• Required work: Type the records out again in full, exactly.

• Task input:

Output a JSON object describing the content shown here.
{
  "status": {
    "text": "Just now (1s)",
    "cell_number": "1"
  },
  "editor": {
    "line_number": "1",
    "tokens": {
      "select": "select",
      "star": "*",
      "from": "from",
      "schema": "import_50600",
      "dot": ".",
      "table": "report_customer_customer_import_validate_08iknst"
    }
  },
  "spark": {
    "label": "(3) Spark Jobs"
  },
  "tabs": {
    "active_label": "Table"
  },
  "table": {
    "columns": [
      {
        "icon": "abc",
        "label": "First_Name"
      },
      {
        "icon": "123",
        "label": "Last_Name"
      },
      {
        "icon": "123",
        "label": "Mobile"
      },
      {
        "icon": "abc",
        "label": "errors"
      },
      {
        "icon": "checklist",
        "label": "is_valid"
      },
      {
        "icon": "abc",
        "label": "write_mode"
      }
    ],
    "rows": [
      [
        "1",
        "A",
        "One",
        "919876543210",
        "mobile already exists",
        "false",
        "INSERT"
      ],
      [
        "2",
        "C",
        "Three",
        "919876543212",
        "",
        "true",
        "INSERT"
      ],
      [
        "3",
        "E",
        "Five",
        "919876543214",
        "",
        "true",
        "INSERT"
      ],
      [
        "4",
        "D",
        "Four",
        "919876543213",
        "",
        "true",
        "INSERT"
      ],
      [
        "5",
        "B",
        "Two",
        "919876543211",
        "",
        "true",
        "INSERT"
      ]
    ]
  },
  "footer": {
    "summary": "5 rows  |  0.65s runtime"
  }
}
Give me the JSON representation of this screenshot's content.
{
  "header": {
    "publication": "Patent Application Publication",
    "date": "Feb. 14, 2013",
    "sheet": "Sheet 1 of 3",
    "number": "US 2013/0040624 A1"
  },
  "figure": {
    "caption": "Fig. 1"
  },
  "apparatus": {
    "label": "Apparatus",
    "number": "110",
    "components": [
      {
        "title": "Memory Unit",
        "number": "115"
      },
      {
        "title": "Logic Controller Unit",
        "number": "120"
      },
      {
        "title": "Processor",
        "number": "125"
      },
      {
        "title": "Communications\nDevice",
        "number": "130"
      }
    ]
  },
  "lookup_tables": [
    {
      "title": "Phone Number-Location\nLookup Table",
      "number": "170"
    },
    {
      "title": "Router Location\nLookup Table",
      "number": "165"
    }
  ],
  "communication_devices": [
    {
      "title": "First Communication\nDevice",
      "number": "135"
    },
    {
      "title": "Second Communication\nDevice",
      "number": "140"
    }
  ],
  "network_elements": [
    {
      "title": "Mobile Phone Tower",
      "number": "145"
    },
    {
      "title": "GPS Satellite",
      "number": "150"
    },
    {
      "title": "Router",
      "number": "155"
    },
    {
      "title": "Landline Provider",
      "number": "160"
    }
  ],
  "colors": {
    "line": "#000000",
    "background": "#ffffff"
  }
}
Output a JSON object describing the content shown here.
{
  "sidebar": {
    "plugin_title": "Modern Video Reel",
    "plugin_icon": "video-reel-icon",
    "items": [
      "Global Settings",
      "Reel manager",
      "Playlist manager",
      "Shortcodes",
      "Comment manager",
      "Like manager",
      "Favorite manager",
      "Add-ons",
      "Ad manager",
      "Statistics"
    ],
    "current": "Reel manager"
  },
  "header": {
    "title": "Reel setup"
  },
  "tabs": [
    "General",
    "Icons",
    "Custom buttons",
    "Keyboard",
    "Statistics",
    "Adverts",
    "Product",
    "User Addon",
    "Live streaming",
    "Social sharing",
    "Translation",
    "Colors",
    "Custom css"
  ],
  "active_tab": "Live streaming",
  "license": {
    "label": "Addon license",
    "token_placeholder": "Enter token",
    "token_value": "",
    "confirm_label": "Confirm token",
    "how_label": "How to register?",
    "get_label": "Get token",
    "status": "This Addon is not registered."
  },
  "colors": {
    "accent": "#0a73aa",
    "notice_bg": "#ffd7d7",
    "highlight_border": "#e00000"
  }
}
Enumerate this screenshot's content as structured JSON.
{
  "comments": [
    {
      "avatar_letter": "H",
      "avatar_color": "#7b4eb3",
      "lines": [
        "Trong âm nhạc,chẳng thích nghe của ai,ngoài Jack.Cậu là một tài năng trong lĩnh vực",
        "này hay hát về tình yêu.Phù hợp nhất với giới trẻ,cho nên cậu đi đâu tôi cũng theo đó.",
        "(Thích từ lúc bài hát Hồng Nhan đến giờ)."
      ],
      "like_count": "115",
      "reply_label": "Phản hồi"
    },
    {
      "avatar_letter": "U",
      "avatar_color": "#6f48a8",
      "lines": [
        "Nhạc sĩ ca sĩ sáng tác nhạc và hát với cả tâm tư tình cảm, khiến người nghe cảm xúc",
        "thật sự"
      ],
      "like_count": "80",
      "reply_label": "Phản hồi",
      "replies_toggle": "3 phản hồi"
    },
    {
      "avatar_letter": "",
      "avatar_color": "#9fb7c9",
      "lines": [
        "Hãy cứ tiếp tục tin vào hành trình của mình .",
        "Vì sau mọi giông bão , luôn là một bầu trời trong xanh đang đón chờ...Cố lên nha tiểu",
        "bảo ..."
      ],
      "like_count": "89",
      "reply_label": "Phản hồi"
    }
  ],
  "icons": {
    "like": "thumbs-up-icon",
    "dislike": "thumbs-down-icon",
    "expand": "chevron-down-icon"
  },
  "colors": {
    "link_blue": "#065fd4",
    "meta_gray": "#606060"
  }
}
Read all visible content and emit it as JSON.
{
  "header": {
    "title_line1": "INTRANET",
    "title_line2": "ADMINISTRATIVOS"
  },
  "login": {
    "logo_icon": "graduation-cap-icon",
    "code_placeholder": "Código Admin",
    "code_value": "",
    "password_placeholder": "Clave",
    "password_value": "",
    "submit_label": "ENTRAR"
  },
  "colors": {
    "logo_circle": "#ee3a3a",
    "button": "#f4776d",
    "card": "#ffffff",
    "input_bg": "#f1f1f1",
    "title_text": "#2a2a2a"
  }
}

• Answer area:
Output a JSON object describing the content shown here.
{
  "status": {
    "text": "Just now (1s)",
    "cell_number": "1"
  },
  "editor": {
    "line_number": "1",
    "tokens": {
      "select": "select",
      "star": "*",
      "from": "from",
      "schema": "import_50600",
      "dot": ".",
      "table": "report_customer_customer_import_validate_08iknst"
    }
  },
  "spark": {
    "label": "(3) Spark Jobs"
  },
  "tabs": {
    "active_label": "Table"
  },
  "table": {
    "columns": [
      {
        "icon": "abc",
        "label": "First_Name"
      },
      {
        "icon": "123",
        "label": "Last_Name"
      },
      {
        "icon": "123",
        "label": "Mobile"
      },
      {
        "icon": "abc",
        "label": "errors"
      },
      {
        "icon": "checklist",
        "label": "is_valid"
      },
      {
        "icon": "abc",
        "label": "write_mode"
      }
    ],
    "rows": [
      [
        "1",
        "A",
        "One",
        "919876543210",
        "mobile already exists",
        "false",
        "INSERT"
      ],
      [
        "2",
        "C",
        "Three",
        "919876543212",
        "",
        "true",
        "INSERT"
      ],
      [
        "3",
        "E",
        "Five",
        "919876543214",
        "",
        "true",
        "INSERT"
      ],
      [
        "4",
        "D",
        "Four",
        "919876543213",
        "",
        "true",
        "INSERT"
      ],
      [
        "5",
        "B",
        "Two",
        "919876543211",
        "",
        "true",
        "INSERT"
      ]
    ]
  },
  "footer": {
    "summary": "5 rows  |  0.65s runtime"
  }
}
Give me the JSON representation of this screenshot's content.
{
  "header": {
    "publication": "Patent Application Publication",
    "date": "Feb. 14, 2013",
    "sheet": "Sheet 1 of 3",
    "number": "US 2013/0040624 A1"
  },
  "figure": {
    "caption": "Fig. 1"
  },
  "apparatus": {
    "label": "Apparatus",
    "number": "110",
    "components": [
      {
        "title": "Memory Unit",
        "number": "115"
      },
      {
        "title": "Logic Controller Unit",
        "number": "120"
      },
      {
        "title": "Processor",
        "number": "125"
      },
      {
        "title": "Communications\nDevice",
        "number": "130"
      }
    ]
  },
  "lookup_tables": [
    {
      "title": "Phone Number-Location\nLookup Table",
      "number": "170"
    },
    {
      "title": "Router Location\nLookup Table",
      "number": "165"
    }
  ],
  "communication_devices": [
    {
      "title": "First Communication\nDevice",
      "number": "135"
    },
    {
      "title": "Second Communication\nDevice",
      "number": "140"
    }
  ],
  "network_elements": [
    {
      "title": "Mobile Phone Tower",
      "number": "145"
    },
    {
      "title": "GPS Satellite",
      "number": "150"
    },
    {
      "title": "Router",
      "number": "155"
    },
    {
      "title": "Landline Provider",
      "number": "160"
    }
  ],
  "colors": {
    "line": "#000000",
    "background": "#ffffff"
  }
}
Output a JSON object describing the content shown here.
{
  "sidebar": {
    "plugin_title": "Modern Video Reel",
    "plugin_icon": "video-reel-icon",
    "items": [
      "Global Settings",
      "Reel manager",
      "Playlist manager",
      "Shortcodes",
      "Comment manager",
      "Like manager",
      "Favorite manager",
      "Add-ons",
      "Ad manager",
      "Statistics"
    ],
    "current": "Reel manager"
  },
  "header": {
    "title": "Reel setup"
  },
  "tabs": [
    "General",
    "Icons",
    "Custom buttons",
    "Keyboard",
    "Statistics",
    "Adverts",
    "Product",
    "User Addon",
    "Live streaming",
    "Social sharing",
    "Translation",
    "Colors",
    "Custom css"
  ],
  "active_tab": "Live streaming",
  "license": {
    "label": "Addon license",
    "token_placeholder": "Enter token",
    "token_value": "",
    "confirm_label": "Confirm token",
    "how_label": "How to register?",
    "get_label": "Get token",
    "status": "This Addon is not registered."
  },
  "colors": {
    "accent": "#0a73aa",
    "notice_bg": "#ffd7d7",
    "highlight_border": "#e00000"
  }
}
Enumerate this screenshot's content as structured JSON.
{
  "comments": [
    {
      "avatar_letter": "H",
      "avatar_color": "#7b4eb3",
      "lines": [
        "Trong âm nhạc,chẳng thích nghe của ai,ngoài Jack.Cậu là một tài năng trong lĩnh vực",
        "này hay hát về tình yêu.Phù hợp nhất với giới trẻ,cho nên cậu đi đâu tôi cũng theo đó.",
        "(Thích từ lúc bài hát Hồng Nhan đến giờ)."
      ],
      "like_count": "115",
      "reply_label": "Phản hồi"
    },
    {
      "avatar_letter": "U",
      "avatar_color": "#6f48a8",
      "lines": [
        "Nhạc sĩ ca sĩ sáng tác nhạc và hát với cả tâm tư tình cảm, khiến người nghe cảm xúc",
        "thật sự"
      ],
      "like_count": "80",
      "reply_label": "Phản hồi",
      "replies_toggle": "3 phản hồi"
    },
    {
      "avatar_letter": "",
      "avatar_color": "#9fb7c9",
      "lines": [
        "Hãy cứ tiếp tục tin vào hành trình của mình .",
        "Vì sau mọi giông bão , luôn là một bầu trời trong xanh đang đón chờ...Cố lên nha tiểu",
        "bảo ..."
      ],
      "like_count": "89",
      "reply_label": "Phản hồi"
    }
  ],
  "icons": {
    "like": "thumbs-up-icon",
    "dislike": "thumbs-down-icon",
    "expand": "chevron-down-icon"
  },
  "colors": {
    "link_blue": "#065fd4",
    "meta_gray": "#606060"
  }
}
Read all visible content and emit it as JSON.
{
  "header": {
    "title_line1": "INTRANET",
    "title_line2": "ADMINISTRATIVOS"
  },
  "login": {
    "logo_icon": "graduation-cap-icon",
    "code_placeholder": "Código Admin",
    "code_value": "",
    "password_placeholder": "Clave",
    "password_value": "",
    "submit_label": "ENTRAR"
  },
  "colors": {
    "logo_circle": "#ee3a3a",
    "button": "#f4776d",
    "card": "#ffffff",
    "input_bg": "#f1f1f1",
    "title_text": "#2a2a2a"
  }
}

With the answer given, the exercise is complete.